* **EXTRACTED ENTRIES**
◆ ◆ ◆

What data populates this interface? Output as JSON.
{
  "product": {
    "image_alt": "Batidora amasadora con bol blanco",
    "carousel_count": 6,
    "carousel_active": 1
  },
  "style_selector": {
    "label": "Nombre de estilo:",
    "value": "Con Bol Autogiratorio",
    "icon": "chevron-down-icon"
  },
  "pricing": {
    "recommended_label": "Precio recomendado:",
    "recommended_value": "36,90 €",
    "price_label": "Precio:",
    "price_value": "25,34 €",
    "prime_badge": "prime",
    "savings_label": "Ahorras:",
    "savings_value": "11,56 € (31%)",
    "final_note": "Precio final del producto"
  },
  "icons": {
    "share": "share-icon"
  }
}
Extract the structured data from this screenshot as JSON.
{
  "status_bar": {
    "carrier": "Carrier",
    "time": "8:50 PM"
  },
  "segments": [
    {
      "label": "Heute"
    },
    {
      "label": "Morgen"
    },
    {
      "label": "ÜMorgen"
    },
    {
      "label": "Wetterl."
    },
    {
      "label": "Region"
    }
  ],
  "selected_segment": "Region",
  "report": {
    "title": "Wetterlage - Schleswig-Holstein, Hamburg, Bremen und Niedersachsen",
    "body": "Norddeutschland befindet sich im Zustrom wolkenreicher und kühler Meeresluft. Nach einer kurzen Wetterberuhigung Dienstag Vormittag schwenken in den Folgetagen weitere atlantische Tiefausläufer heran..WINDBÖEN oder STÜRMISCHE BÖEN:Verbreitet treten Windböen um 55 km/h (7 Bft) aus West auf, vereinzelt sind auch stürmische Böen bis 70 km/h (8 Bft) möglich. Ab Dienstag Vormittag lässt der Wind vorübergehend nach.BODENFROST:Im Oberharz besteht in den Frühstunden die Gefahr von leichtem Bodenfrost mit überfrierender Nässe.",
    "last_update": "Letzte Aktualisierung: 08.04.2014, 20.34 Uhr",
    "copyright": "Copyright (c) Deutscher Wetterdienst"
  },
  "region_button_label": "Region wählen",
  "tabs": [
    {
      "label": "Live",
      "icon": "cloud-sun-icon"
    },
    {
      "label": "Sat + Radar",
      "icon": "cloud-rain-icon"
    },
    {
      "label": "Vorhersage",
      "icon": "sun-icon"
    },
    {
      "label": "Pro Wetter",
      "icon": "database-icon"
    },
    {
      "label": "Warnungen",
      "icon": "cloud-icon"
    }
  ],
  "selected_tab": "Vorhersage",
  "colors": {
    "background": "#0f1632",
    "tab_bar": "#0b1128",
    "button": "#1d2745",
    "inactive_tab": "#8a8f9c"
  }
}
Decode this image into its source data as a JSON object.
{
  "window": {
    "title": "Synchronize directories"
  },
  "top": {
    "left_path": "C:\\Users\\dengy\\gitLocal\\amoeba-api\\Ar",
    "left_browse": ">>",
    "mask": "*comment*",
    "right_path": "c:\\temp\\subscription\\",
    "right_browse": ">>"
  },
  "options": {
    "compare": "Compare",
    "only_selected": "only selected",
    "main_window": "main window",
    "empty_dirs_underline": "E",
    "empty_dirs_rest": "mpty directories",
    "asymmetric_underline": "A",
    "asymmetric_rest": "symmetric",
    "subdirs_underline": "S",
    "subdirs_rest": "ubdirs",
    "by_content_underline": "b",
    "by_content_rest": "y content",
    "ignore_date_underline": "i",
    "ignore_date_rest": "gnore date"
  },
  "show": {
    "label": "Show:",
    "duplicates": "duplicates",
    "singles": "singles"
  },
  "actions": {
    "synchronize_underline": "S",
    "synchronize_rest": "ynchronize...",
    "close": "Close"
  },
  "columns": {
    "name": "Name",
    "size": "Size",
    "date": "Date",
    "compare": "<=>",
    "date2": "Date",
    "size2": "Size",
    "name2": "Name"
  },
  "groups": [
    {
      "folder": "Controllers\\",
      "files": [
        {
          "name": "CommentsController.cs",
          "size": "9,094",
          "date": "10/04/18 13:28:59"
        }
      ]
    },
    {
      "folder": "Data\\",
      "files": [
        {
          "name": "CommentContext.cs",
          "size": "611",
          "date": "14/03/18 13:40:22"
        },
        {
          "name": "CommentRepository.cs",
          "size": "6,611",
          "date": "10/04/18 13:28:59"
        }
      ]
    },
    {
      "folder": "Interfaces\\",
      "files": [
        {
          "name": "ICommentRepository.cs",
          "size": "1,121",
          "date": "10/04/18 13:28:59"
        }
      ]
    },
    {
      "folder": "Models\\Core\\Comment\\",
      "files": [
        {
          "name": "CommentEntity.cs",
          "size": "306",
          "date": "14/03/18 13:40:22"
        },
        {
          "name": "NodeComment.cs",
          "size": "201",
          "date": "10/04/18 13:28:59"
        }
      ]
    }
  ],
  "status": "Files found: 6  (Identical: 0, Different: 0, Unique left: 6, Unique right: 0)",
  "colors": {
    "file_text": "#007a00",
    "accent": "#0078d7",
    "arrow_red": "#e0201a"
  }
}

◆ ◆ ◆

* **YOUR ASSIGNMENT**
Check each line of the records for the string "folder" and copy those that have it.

* **EXERCISE RESULT**
      "folder": "Controllers\\",
      "folder": "Data\\",
      "folder": "Interfaces\\",
      "folder": "Models\\Core\\Comment\\",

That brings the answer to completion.